Roger Moore was in London last weekend, attending a conference that celebrated all things film, and especially Bond. It may be Moore’s most famous role but Dean Newman sheds light on perhaps his finest acting role, made a full three years before he took ownership of his trusty Walther PPK. The name’s Pelham…Harold Pelham.
Roger Moore. James Bond, The Saint, that raised eyebrow. But between his time as Simon Templar and Her Majesty’s finest Sir Roger gave us one of his finest performance – it is in fact his favourite film featuring himself – in the early 70s thriller chiller, The Man Who Haunted Himself.
With its early 70s London setting I often see it as a companion piece of sorts to what I regard as Hitchcock’s last hurrah, Frenzy, also set in the Capital. interestingly enough a version of The Man Who Haunted Himself made it onto Alfred Hitchcock Presents in under the title of The Case of Mr Pelham, the title of the book on which the film is based.
Things start of cheery enough with typical shots of a untypically moustached Moore driving round the sites of London with some really rather upbeat music. Then, almost without warning it is the turn of the strange as Pelham (Moore) takes his belt off and races down the M4 with maniacal grin and scant regard for those all around him.
He then has the mother of all crashes and finds himself in an operating theatre as they fight to save his life. At one point two heartbeats appear on the heart rate monitor as the surgeons battle to save him thus unwittingly unleashing a second Mr Pelham on the world, a devilish, charismatic, womanising version, yet both men seem to inhabit the same world and interact with the same people, including work colleagues and lovers.
Whilst the original Pelham is mild and your Mr Average, the new version is, just like his sports car, souped up and souper charged. Ironically at one point Pelham discusses a merger, but he see it as a takeover, which is exactly the battle that rages within Roger Moore, is it a merger or a takeover?
I suppose in a way you could see it as a 70s version of Face Off, minus the slow mo action and doves of course.
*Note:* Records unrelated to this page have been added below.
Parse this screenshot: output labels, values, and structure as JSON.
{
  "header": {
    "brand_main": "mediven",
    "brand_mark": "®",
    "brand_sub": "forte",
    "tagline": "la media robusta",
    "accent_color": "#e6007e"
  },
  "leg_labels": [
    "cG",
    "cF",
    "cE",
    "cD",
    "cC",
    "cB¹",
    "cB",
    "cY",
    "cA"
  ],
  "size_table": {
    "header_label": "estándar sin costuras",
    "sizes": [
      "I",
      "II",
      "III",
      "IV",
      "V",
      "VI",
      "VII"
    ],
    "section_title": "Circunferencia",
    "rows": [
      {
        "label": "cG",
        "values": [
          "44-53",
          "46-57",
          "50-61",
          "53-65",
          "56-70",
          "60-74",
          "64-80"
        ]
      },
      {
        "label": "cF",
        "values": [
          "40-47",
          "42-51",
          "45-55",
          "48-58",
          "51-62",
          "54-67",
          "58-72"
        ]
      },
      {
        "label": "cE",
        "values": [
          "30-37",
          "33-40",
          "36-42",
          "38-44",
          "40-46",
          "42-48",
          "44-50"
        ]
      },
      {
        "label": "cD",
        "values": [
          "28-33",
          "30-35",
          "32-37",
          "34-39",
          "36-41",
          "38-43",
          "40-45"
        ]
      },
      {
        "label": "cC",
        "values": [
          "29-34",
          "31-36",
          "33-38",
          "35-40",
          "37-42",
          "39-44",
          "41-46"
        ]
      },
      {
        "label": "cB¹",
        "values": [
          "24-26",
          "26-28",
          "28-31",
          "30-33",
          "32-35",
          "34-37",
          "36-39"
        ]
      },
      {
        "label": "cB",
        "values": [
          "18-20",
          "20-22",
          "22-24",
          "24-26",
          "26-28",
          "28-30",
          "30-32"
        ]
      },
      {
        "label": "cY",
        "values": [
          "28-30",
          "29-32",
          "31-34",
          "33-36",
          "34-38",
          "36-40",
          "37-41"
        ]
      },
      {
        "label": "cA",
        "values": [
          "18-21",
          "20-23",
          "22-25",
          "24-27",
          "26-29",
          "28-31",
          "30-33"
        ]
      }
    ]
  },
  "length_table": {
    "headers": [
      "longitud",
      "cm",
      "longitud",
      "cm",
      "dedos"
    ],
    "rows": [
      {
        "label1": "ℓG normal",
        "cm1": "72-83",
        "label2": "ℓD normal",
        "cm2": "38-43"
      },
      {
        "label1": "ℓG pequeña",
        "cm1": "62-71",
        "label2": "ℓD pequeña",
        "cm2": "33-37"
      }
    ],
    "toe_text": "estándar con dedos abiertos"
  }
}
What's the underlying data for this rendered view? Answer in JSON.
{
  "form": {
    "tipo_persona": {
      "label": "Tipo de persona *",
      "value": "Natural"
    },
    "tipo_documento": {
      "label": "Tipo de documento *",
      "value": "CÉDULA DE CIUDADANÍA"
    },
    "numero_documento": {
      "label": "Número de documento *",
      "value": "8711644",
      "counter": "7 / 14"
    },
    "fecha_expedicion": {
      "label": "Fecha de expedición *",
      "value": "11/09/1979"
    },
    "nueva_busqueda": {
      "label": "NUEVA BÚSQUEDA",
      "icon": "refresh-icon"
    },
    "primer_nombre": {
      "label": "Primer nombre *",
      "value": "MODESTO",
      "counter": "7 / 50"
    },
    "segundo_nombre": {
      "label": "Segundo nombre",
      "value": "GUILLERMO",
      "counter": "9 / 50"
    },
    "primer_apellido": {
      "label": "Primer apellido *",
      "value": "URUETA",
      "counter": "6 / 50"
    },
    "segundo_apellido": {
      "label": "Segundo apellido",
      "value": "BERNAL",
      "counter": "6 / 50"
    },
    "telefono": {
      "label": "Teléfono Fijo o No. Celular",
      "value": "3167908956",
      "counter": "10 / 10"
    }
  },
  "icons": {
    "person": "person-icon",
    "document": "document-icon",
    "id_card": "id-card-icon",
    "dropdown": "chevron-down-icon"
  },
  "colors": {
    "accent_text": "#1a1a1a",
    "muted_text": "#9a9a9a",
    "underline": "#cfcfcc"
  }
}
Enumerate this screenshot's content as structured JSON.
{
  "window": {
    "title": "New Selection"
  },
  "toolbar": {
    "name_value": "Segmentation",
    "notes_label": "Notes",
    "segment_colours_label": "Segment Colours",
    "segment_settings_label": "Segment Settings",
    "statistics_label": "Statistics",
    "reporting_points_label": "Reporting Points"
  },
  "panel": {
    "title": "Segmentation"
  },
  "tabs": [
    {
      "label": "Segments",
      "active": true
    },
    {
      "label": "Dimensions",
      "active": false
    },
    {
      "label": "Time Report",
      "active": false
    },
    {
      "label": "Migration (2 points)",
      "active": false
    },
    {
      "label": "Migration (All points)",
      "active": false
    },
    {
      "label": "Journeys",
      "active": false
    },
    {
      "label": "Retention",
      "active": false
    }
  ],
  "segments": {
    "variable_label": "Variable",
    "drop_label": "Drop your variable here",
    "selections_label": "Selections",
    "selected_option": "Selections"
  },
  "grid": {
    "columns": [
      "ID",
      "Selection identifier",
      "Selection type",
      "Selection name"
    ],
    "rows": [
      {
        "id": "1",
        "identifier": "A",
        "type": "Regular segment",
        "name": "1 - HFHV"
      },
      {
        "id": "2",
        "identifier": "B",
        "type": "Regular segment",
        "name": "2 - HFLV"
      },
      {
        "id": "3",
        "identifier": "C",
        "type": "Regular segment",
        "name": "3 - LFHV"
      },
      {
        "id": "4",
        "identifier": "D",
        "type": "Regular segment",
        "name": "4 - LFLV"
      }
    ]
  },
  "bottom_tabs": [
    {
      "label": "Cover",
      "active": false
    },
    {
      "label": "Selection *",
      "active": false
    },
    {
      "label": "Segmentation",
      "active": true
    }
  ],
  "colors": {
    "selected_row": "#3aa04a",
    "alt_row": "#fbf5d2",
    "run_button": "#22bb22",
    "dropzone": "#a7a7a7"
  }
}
Although highly stylised in that early 70s manner – cue jaunty camera angles, crash zooms and dubious rear screen projection but it adds to the whole atmosphere of the piece.
For those who thought Moore was just adept at punning whilst saving the world they will be pleasantly surprised at his dark side, and whilst we saw flashes of that in Bond, such as the harder edged Bond in For Your Eyes Only kicking a car off a cliff and flicking a man from his tie to his death in The Spy Who Loved Me.
We share the original Pelham’s panic when a whole host of people claim he has been in one place when he has been in other, inviting friends round when he hadn’t, all of which creates some excellent pacing as the actual Pelham begins to question his sanity when an increasing amount of people have seen ‘him’ when it is actually his doppelgänger.
At certain points the audience even begins to question which is which and the pace of the film never really lets up as we eventually head onto a collision course with two Pelham’s finally meeting, giving a whole new meaning to double 0 heaven. It is an excellent tension raiser as we really feel the hysteria that Moore brings to the role and makes us ask ourselves, what would we do if it happened to us?
Bursting into his Gentlemen’s club, looking for the imposter personating him, Moore’s brow becomes more sweaty – we, like Moore are never really sure if it is an imposter or not. Gradually, the awful truth becomes clear. When he died on the operating table and had to be resuscitated, a doppelgänger (or “alter ego”) was released…. and now the real Pelham and his sinister double are locked in a life-and-death struggle against each other.
The role(s) of Pelham ranks as a career best role for Moore who really makes us believe that he is two people, just as Sam Rockwell did in Moon.
Dated, of course, but there is no denying that this film has a certain vibe about it that is sure to see it remade in the near future. One can only hope it is someone like Christopher Nolan in the Director’s chair, who covered similar ground in both Memento and The Prestige.
A supernatural tale with a sting in its tale the film had one more dark surprise to unleash, Basil Dearden, the director, died shortly after completing filming, dying in a car crash in a place that was in the ‘exact’ same location that a major character dies in the film. An incredible coincidence and a sad loss, but Dearden’s legacy was this film that deserves to be discovered and seen by a wider audience, even though part of me is pleased that it is still something of a hidden gem.